=== Begin Enclosure ===

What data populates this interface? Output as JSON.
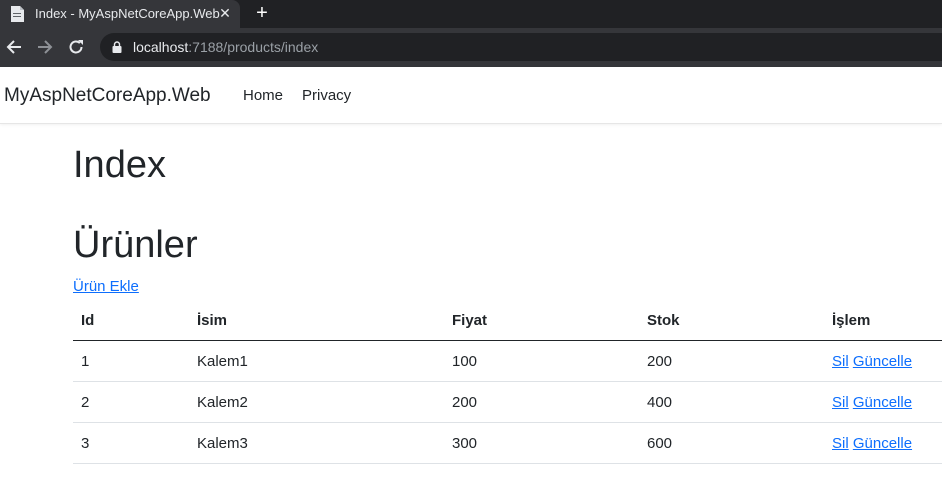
{
  "browser": {
    "tab_title": "Index - MyAspNetCoreApp.Web",
    "close_glyph": "✕",
    "newtab_glyph": "+",
    "url_host": "localhost",
    "url_rest": ":7188/products/index",
    "icons": [
      "document-icon",
      "back-icon",
      "forward-icon",
      "reload-icon",
      "lock-icon"
    ]
  },
  "navbar": {
    "brand": "MyAspNetCoreApp.Web",
    "links": [
      {
        "label": "Home"
      },
      {
        "label": "Privacy"
      }
    ]
  },
  "main": {
    "title": "Index",
    "heading": "Ürünler",
    "add_link": "Ürün Ekle",
    "table": {
      "headers": [
        "Id",
        "İsim",
        "Fiyat",
        "Stok",
        "İşlem"
      ],
      "rows": [
        {
          "id": "1",
          "name": "Kalem1",
          "price": "100",
          "stock": "200",
          "delete": "Sil",
          "update": "Güncelle"
        },
        {
          "id": "2",
          "name": "Kalem2",
          "price": "200",
          "stock": "400",
          "delete": "Sil",
          "update": "Güncelle"
        },
        {
          "id": "3",
          "name": "Kalem3",
          "price": "300",
          "stock": "600",
          "delete": "Sil",
          "update": "Güncelle"
        }
      ]
    }
  },
  "colors": {
    "link": "#0d6efd",
    "text": "#212529",
    "chrome_dark": "#202124",
    "chrome_tab": "#35363a"
  }
}
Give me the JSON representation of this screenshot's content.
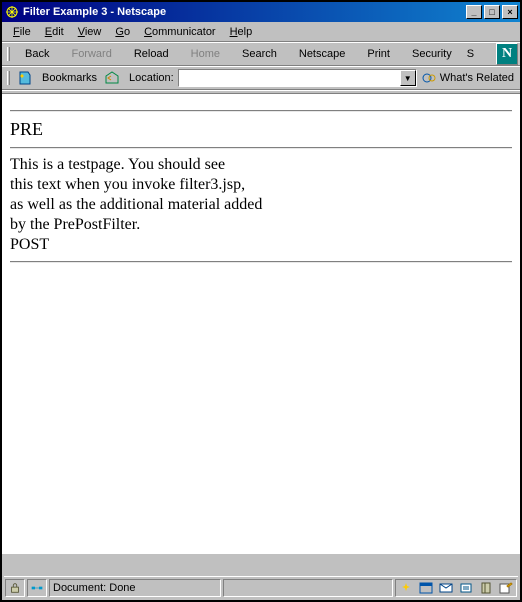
{
  "window": {
    "title": "Filter Example 3 - Netscape"
  },
  "menu": {
    "file": "File",
    "edit": "Edit",
    "view": "View",
    "go": "Go",
    "communicator": "Communicator",
    "help": "Help"
  },
  "toolbar": {
    "back": "Back",
    "forward": "Forward",
    "reload": "Reload",
    "home": "Home",
    "search": "Search",
    "netscape": "Netscape",
    "print": "Print",
    "security": "Security",
    "shop": "S"
  },
  "location": {
    "bookmarks": "Bookmarks",
    "label": "Location:",
    "value": "",
    "related": "What's Related"
  },
  "page": {
    "heading": "PRE",
    "line1": "This is a testpage. You should see",
    "line2": "this text when you invoke filter3.jsp,",
    "line3": "as well as the additional material added",
    "line4": "by the PrePostFilter.",
    "line5": "POST"
  },
  "status": {
    "text": "Document: Done"
  }
}
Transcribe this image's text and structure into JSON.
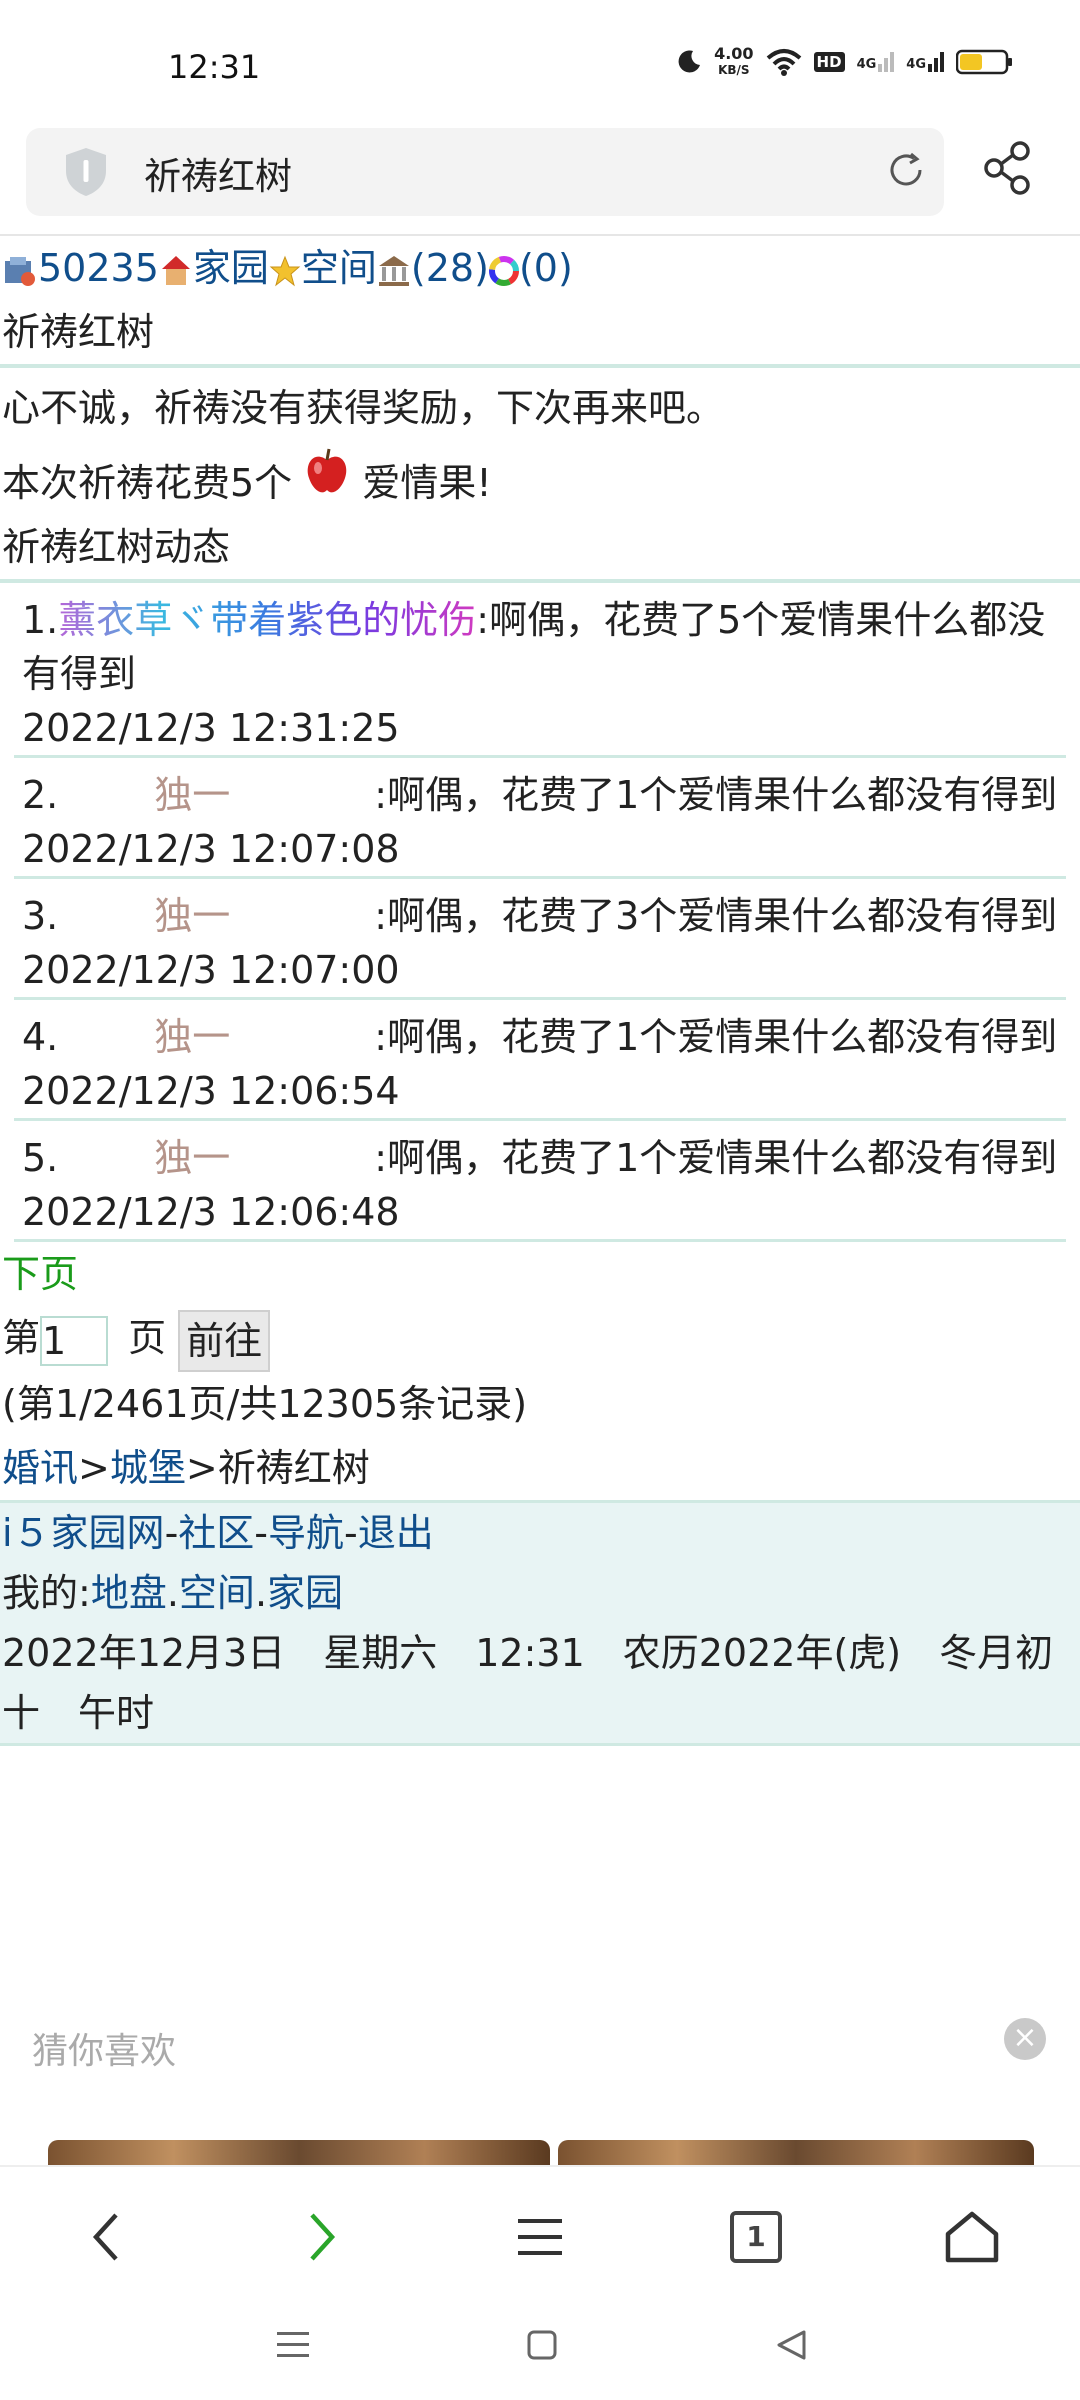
{
  "status_bar": {
    "time": "12:31",
    "speed_value": "4.00",
    "speed_unit": "KB/S",
    "hd_label": "HD",
    "sim1_label": "4G",
    "sim2_label": "4G"
  },
  "address_bar": {
    "title": "祈祷红树"
  },
  "top_links": {
    "id_number": "50235",
    "home": "家园",
    "space": "空间",
    "count1": "(28)",
    "count2": "(0)"
  },
  "page_heading": "祈祷红树",
  "result_message": "心不诚，祈祷没有获得奖励，下次再来吧。",
  "cost_message": {
    "prefix": "本次祈祷花费5个",
    "suffix": "爱情果!"
  },
  "activity_heading": "祈祷红树动态",
  "records": [
    {
      "index": "1.",
      "user": "薰衣草ヾ带着紫色的忧伤",
      "action": ":啊偶，花费了5个爱情果什么都没有得到",
      "time": "2022/12/3  12:31:25"
    },
    {
      "index": "2.",
      "user": "独一",
      "action": ":啊偶，花费了1个爱情果什么都没有得到",
      "time": "2022/12/3  12:07:08"
    },
    {
      "index": "3.",
      "user": "独一",
      "action": ":啊偶，花费了3个爱情果什么都没有得到",
      "time": "2022/12/3  12:07:00"
    },
    {
      "index": "4.",
      "user": "独一",
      "action": ":啊偶，花费了1个爱情果什么都没有得到",
      "time": "2022/12/3  12:06:54"
    },
    {
      "index": "5.",
      "user": "独一",
      "action": ":啊偶，花费了1个爱情果什么都没有得到",
      "time": "2022/12/3  12:06:48"
    }
  ],
  "pagination": {
    "next_label": "下页",
    "page_prefix": "第",
    "page_value": "1",
    "page_suffix": "页",
    "go_label": "前往",
    "summary": "(第1/2461页/共12305条记录)"
  },
  "breadcrumb": {
    "item1": "婚讯",
    "sep1": ">",
    "item2": "城堡",
    "sep2": ">",
    "current": "祈祷红树"
  },
  "footer": {
    "site": "i５家园网",
    "community": "社区",
    "nav": "导航",
    "logout": "退出",
    "dash": "-",
    "my_label": "我的:",
    "my_land": "地盘",
    "my_space": "空间",
    "my_home": "家园",
    "dot": ".",
    "date_line": "2022年12月3日　星期六　12:31　农历2022年(虎)　冬月初十　午时"
  },
  "guess": {
    "title": "猜你喜欢",
    "close": "×"
  },
  "browser_nav": {
    "tab_count": "1"
  },
  "colors": {
    "link": "#104e8b",
    "next_link": "#1a9b1a",
    "divider": "#cfe9e2",
    "footer_bg": "#e8f4f4",
    "username_brown": "#b5948a"
  }
}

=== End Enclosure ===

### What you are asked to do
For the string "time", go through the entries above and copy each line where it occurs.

### Response area
    "time": "12:31",
      "time": "2022/12/3  12:31:25"
      "time": "2022/12/3  12:07:08"
      "time": "2022/12/3  12:07:00"
      "time": "2022/12/3  12:06:54"
      "time": "2022/12/3  12:06:48"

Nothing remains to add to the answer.